- About Us
- Classes & Events
Boredom and Getting Fed -- Lovely Peanut Greens
Submitted by Patrick Groneman on Wed, 1/19/2011, 10:52am
"If we are to save ourselves from spiritual materialism ... the introduction of boredom and repetitiousness is extremely important. Without it we have no hope." - Trungpa Rinpoche from "The Myth of Freedom"
Food is very entertaining. There are sweets and sours, smooth and crunchy, vegan, free-range, hormone free, organic, salty, brittle, french, italian, appetizers, entrees and desserts. There is a world of facts about cooking temperatures, frying oils, nutritional content, growing regions and cutting methods. There is an endlessly complex possibilities of tastes - pleasurable, interesting, different and ornate.
At the root of eating is a much more boring fact -- that as human beings, we need to eat food everyday to stay alive and healthy. Though I take genuine interest in the price discrepancy between rice flour and chickpea flour (ever wonder why gluten free products are more expensive?) I also realize that these details can become a form of entertainment, a tickle-fest for my intellect, a way to look past the monotony of simply getting fed.
More from Trungpa:

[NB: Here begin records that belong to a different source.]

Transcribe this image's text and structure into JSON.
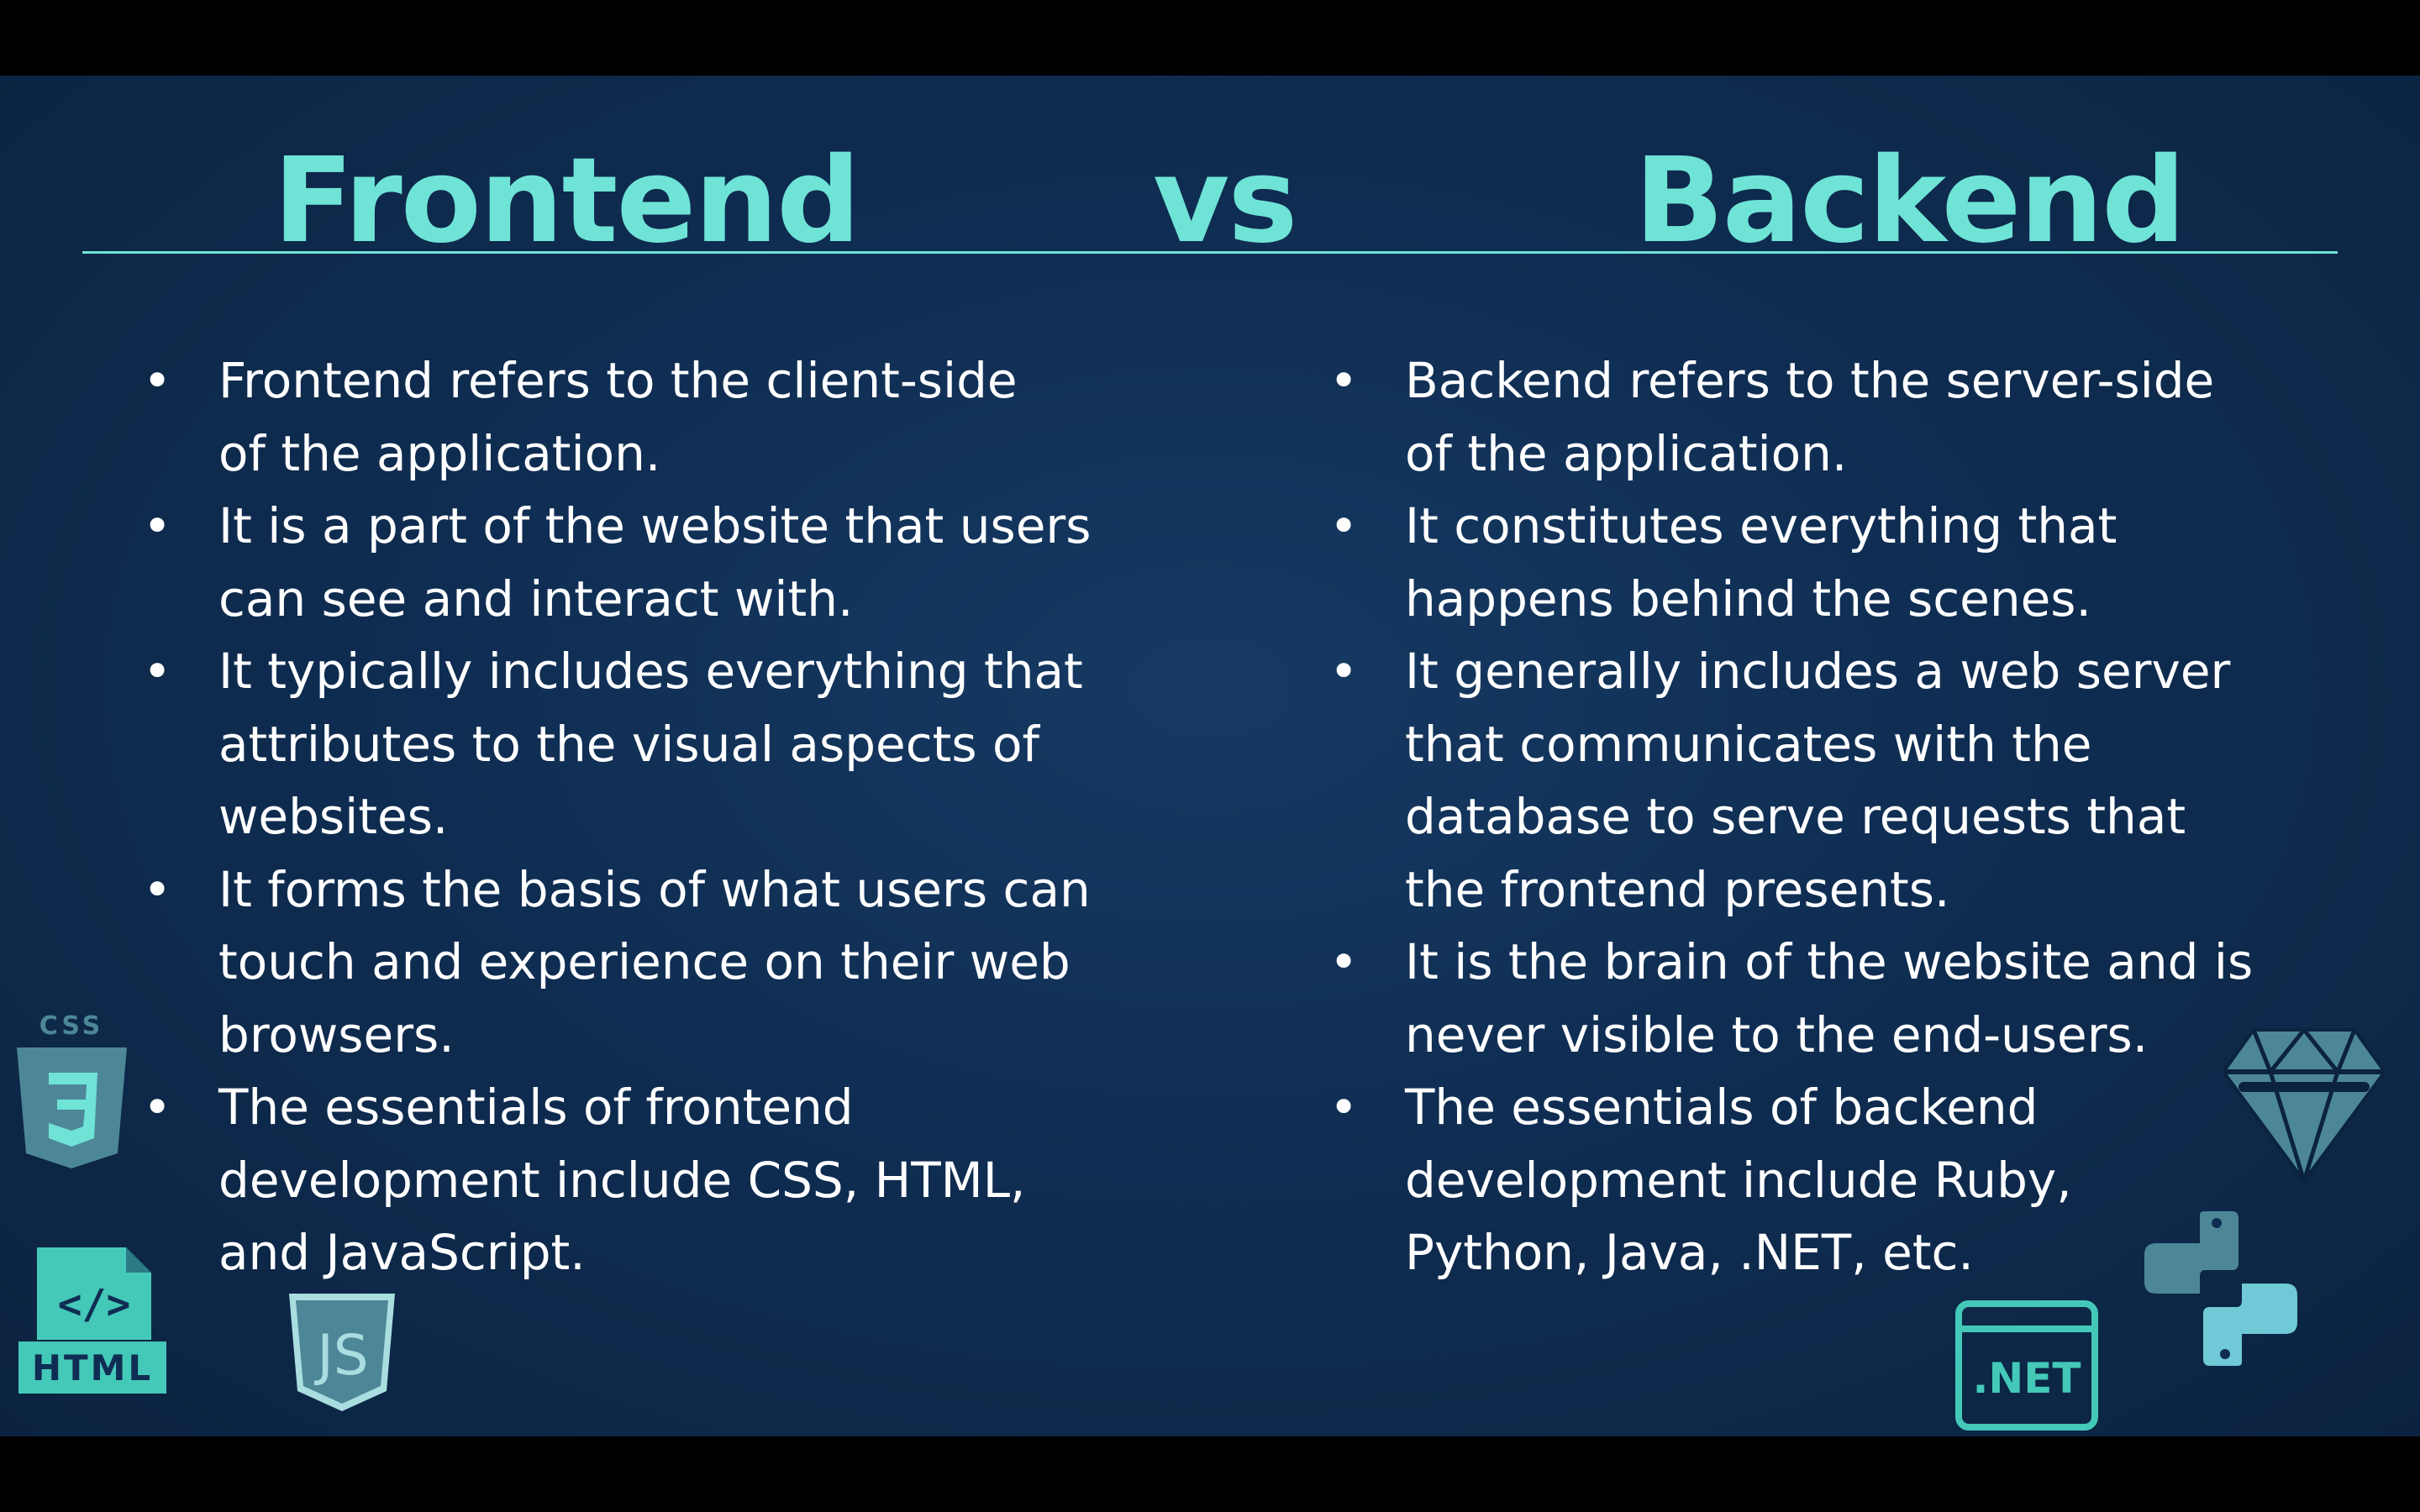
{
  "slide": {
    "title_left": "Frontend",
    "title_mid": "vs",
    "title_right": "Backend",
    "accent_color": "#6fe3d6",
    "background_color": "#0f2d52"
  },
  "frontend": {
    "bullets": [
      {
        "lines": [
          "Frontend refers to the client-side",
          "of the application."
        ]
      },
      {
        "lines": [
          "It is a part of the website that users",
          "can see and interact with."
        ]
      },
      {
        "lines": [
          "It typically includes everything that",
          "attributes to the visual aspects of",
          "websites."
        ]
      },
      {
        "lines": [
          "It forms the basis of what users can",
          "touch and experience on their web",
          "browsers."
        ]
      },
      {
        "lines": [
          "The essentials of frontend",
          "development include CSS, HTML,",
          "and JavaScript."
        ]
      }
    ]
  },
  "backend": {
    "bullets": [
      {
        "lines": [
          "Backend refers to the server-side",
          "of the application."
        ]
      },
      {
        "lines": [
          "It constitutes everything that",
          "happens behind the scenes."
        ]
      },
      {
        "lines": [
          "It generally includes a web server",
          "that communicates with the",
          "database to serve requests that",
          "the frontend presents."
        ]
      },
      {
        "lines": [
          "It is the brain of the website and is",
          "never visible to the end-users."
        ]
      },
      {
        "lines": [
          "The essentials of backend",
          "development include Ruby,",
          "Python, Java, .NET, etc."
        ]
      }
    ]
  },
  "icons": {
    "css_label": "CSS",
    "html_label": "HTML",
    "html_tag": "</>",
    "js_label": "JS",
    "net_label": ".NET",
    "items": [
      "css3-icon",
      "html-icon",
      "javascript-icon",
      "ruby-icon",
      "python-icon",
      "dotnet-icon"
    ]
  }
}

"Boredom is important because boredom is anti-credential. Credentials are entertaining, always bringing you something new, something lively, something fantastic, all kinds of solutions. When you take away the idea of credentials, then there is boredom..."
So this week I bring a very simple recipe that was passed along to me at the 4th Street Food Co-op. The flavors are well balanced, but very low key. My experience cooking and eating it was relatively boring, there was no "aha!" moment, nor any checklist completed. Though it was boring, it was also spacious and simple -- nothing hidden to be accomplished, no credentials to fulfill. My body was nourished, the dishes were washed, and the day went on.
Greens with Peanut
1 T coconut oil
1/2 onion chopped
2 cloves garlic
1 t ginger chopped
1 jalapeño, minced (optional) (I used a bit or sri racha sauce instead)
1 t ground cumin
1/8 t ground cinnamon
1/2 t salt
1 yam broadly chopped
3 red potatoes, chopped
1 cup water
1 heaping T peanut butter
2 cups chopped greens (cabbage, kale, chard, spinach or collards)
2 cups cooked black eyed-peas
juice of 1/2 lime
garnish: scallions or cilantro.
1) Heat the oil in a heavy bottomed pot. Add onions and cook at least 5 minutes until starting to brown.
2) Add garlic, ginger, jalapeño, and spices and continue to fry another minute or two.
3) Add the chopped yam/potatoes and water and cook with lid on for approximately 15 minutes, until the start to become tender.
4) Add the peanut butter, greens and beans with liquid. Replace the lid and cook until greens are tender, approx. 5 minutes depending on the toughness of the greens used.
5) Squeeze lime into dish and serve with a grain such as millet, quinoa, or rice. Garnish with scallions or cilantro
What mental ingredients am I adding to this recipe? What expectations do I have for the shopping, cooking and eating experiences?
Vote for this article to appear in the Recommended list.
by Darren Dyke
by Darren Dyke